Problem to solve:
Could you copy each line of the listing below that has the word "label"?

Records provided:
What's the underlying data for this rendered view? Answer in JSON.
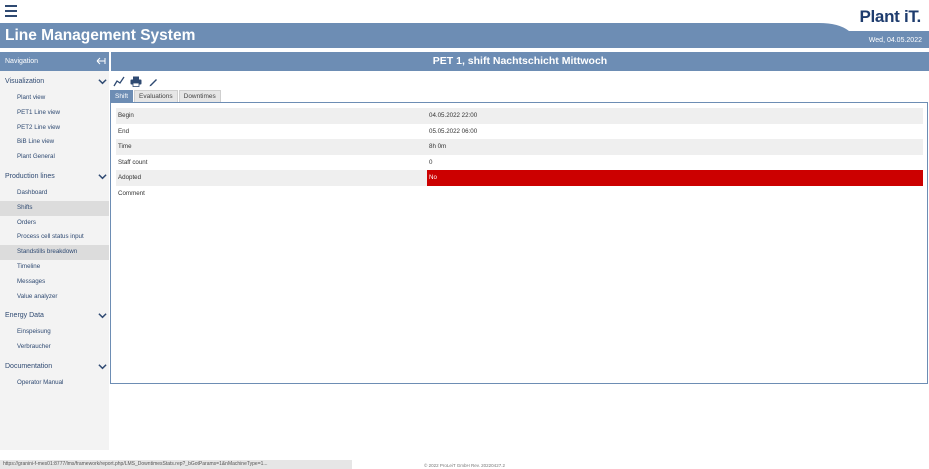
{
  "brand": {
    "name": "Plant iT."
  },
  "header": {
    "title": "Line Management System",
    "date": "Wed, 04.05.2022"
  },
  "sidebar": {
    "title": "Navigation",
    "sections": [
      {
        "label": "Visualization",
        "items": [
          "Plant view",
          "PET1 Line view",
          "PET2 Line view",
          "BiB Line view",
          "Plant General"
        ]
      },
      {
        "label": "Production lines",
        "items": [
          "Dashboard",
          "Shifts",
          "Orders",
          "Process cell status input",
          "Standstills breakdown",
          "Timeline",
          "Messages",
          "Value analyzer"
        ]
      },
      {
        "label": "Energy Data",
        "items": [
          "Einspeisung",
          "Verbraucher"
        ]
      },
      {
        "label": "Documentation",
        "items": [
          "Operator Manual"
        ]
      }
    ]
  },
  "main": {
    "title": "PET 1, shift Nachtschicht Mittwoch",
    "tabs": [
      "Shift",
      "Evaluations",
      "Downtimes"
    ],
    "details": [
      {
        "label": "Begin",
        "value": "04.05.2022 22:00"
      },
      {
        "label": "End",
        "value": "05.05.2022 06:00"
      },
      {
        "label": "Time",
        "value": "8h 0m"
      },
      {
        "label": "Staff count",
        "value": "0"
      },
      {
        "label": "Adopted",
        "value": "No"
      },
      {
        "label": "Comment",
        "value": ""
      }
    ]
  },
  "footer": {
    "status_url": "https://granini-f-mes01:8777/lms/framework/report.php/LMS_DowntimesStats.rep?_bGotParams=1&nMachineType=1...",
    "copyright": "© 2022 ProLeiT GmbH Rev. 20220427.2"
  },
  "colors": {
    "accent": "#6d8db4",
    "brand": "#1e3c6e",
    "alert": "#cc0000"
  }
}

Output of the exercise:
        "label": "Visualization",
        "label": "Production lines",
        "label": "Energy Data",
        "label": "Documentation",
        "label": "Begin",
        "label": "End",
        "label": "Time",
        "label": "Staff count",
        "label": "Adopted",
        "label": "Comment",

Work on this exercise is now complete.